Food needs a piece of that seven billion dollar pie. For fortunate Americans, food is as much a source of entertainment as it is nourishment. Yet despite the lore of culinary shows and specialty markets, there remains a deep, gastronomical divide: some demographics have trouble finding or affording basic produce, let alone local maple syrup to make candied yams from the holiday issue of Cook's Illustrated. Even kids with access to sufficient nutrition are often starved for information about what their food is and where it comes from. For the sake of a healthier, more prosperous and integrated America, this needs to change.
According to a study by the Centers for Disease Control and Prevention, "Mixed-race or white high-poverty areas and all African American areas (regardless of income) were less likely than predominantly white higher-income communities to have access to foods that enable individuals to make healthy choices." This is problematic for all Americans--even those who will enjoy a cornucopia at Thanksgiving. As large portions of our fellow citizens grow up on a diet of fast or processed foods and end up diabetic, obese or heart diseased, we can all expect to absorb rising medical costs. There is nothing sustainable about a health care plan that doesn't look out for the long-term well being of America's kids.
But providing nutritious food is just one side of the equation. Even children who do get enough calories in the cafeteria are often unaware of what they're ingesting, or are making the wrong food choices. Wholesome eating requires more than the requisite apple here and there--it is a matter of knowledge and good citizenry. It is a vital part of the economic equation in terms of national health and sustainable food production.
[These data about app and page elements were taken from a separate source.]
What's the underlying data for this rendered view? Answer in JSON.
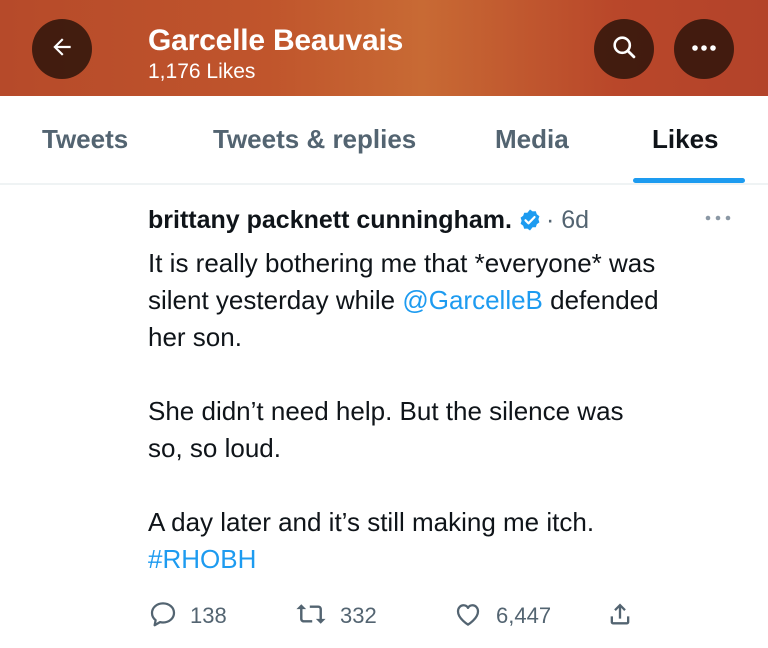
{
  "header": {
    "profile_name": "Garcelle Beauvais",
    "likes_count": "1,176 Likes",
    "back_icon": "arrow-left-icon",
    "search_icon": "search-icon",
    "more_icon": "more-horizontal-icon",
    "gradient_color": "#c0552c"
  },
  "tabs": [
    {
      "label": "Tweets",
      "active": false
    },
    {
      "label": "Tweets & replies",
      "active": false
    },
    {
      "label": "Media",
      "active": false
    },
    {
      "label": "Likes",
      "active": true
    }
  ],
  "accent_color": "#1d9bf0",
  "tweet": {
    "author_name": "brittany packnett cunningham.",
    "verified_icon": "verified-badge-icon",
    "time": "· 6d",
    "more_icon": "more-horizontal-icon",
    "lines": {
      "l1": "It is really bothering me that *everyone* was",
      "l2_pre": "silent yesterday while ",
      "l2_mention": "@GarcelleB",
      "l2_post": " defended",
      "l3": "her son.",
      "l4": "She didn’t need help. But the silence was",
      "l5": "so, so loud.",
      "l6": "A day later and it’s still making me itch.",
      "l7_hashtag": "#RHOBH"
    },
    "actions": {
      "reply_count": "138",
      "retweet_count": "332",
      "like_count": "6,447"
    }
  }
}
The industrialized farming methods that make Lunchables and Snack Packs appear from the refrigerator firmament are not feasible in the long term and new attitudes towards farming and eating should be taught to American citizens as early as possible.
Farm-to-school programs that have been created by individuals and educators across the country have taken this matter into their own hands, providing kids with fresh food and knowledge. Programs like the Edible Schoolyard, Farm to School and Growing Minds offer the essential ingredients for America's healthy future by bringing together neighboring farms and cafeterias and offering kids tutorials on how to grow, harvest and prepare their own food.
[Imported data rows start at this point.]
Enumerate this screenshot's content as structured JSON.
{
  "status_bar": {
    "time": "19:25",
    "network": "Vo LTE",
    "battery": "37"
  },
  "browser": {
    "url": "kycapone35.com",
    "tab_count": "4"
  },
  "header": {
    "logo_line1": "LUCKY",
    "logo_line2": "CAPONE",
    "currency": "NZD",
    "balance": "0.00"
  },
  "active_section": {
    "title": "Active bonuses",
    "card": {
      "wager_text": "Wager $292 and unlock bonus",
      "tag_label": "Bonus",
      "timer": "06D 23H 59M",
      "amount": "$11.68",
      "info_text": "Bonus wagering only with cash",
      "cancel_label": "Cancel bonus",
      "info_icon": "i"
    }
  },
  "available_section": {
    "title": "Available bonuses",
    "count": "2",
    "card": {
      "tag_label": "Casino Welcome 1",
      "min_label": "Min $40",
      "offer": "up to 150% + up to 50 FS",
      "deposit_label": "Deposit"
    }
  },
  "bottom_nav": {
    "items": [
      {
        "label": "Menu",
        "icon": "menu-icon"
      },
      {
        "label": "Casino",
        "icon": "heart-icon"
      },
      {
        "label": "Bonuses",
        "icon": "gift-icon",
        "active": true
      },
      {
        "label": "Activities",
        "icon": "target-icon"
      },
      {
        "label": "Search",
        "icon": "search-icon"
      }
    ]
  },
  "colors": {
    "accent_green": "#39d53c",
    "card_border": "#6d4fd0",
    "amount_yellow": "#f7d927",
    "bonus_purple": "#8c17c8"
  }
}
America needs food and education programs that are going to focus both on the communities with sufficient access to healthy produce and those without. Children who have a seemingly limitless stash of food in their cafeterias and home pantries should be taught the cycle of growing, harvesting, distributing and cooking to greater appreciate how much effort and energy is required to turn an apple seed into an apple pie. If they develop an understanding of how precious food is, children will likely be more mindful in their eating decisions.
Farm-to-school programs in communities where kids have little access to fresh produce will not only teach children the growing, harvesting and distributing process, they will also provide students with much needed nutrition from fresh fruits, vegetables, beans, legumes and honey. There are two organizations worth noting in this category: the first, Growing Power, Inc., is an urban farm center that teaches adults and children in Milwaukee how to grow and procure fresh produce. The organization's founder, Will Allen, was recently awarded a MacArthur fellowship for his efforts. According to Allen, "If we want healthy, local food, the new generation of farmers are not going to come from rural communities. They're not going to come from traditional farm families because those things don't exist in our system anymore. These new farmers are going to come from folks that live in the city. I don't build gardens with fences ... you have to engage the community."
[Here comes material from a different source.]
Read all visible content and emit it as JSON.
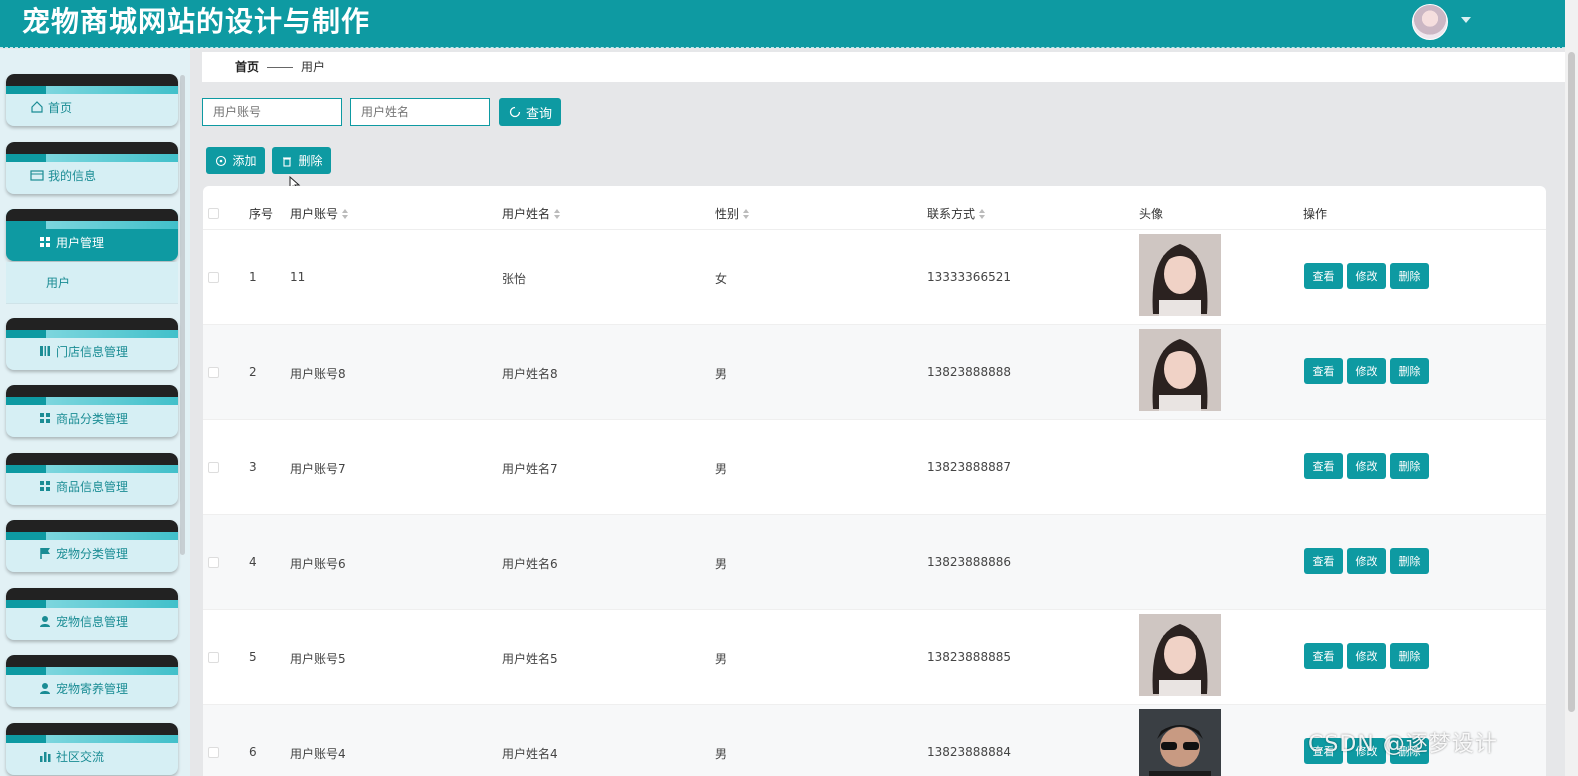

Another program worth tracking is Houston-based Recipe for Success, (Web site has been under construction) which promotes gardening, farming and food preparation in the classroom. Recipe for Success works with several schools in underprivileged districts, giving young students who might otherwise have lacked access to fresh produce both good food and the lifelong skill of how to prepare it.
Beyond the obvious health benefits, fostering local economies and small or medium sized farmers will help regenerate the American economy. Although fulfilling orders and proper distribution is still a challenge for many small-scale farmers, the support they would get if more school programs were involved could offer them a platform to become more efficient and viable as producers and distributors.
Unfortunately there are still not enough farm-to-school programs in America. Most that exist struggle financially and have to choose between healthy food and classroom needs. Here's where a slice of Bush's last dessert would help. Our next president elect should have a look at the model programs, organizations, farms and schools that are currently making proper food education possible. For the sake of our health, our kitchens and our future economy, he should make funding them a priority.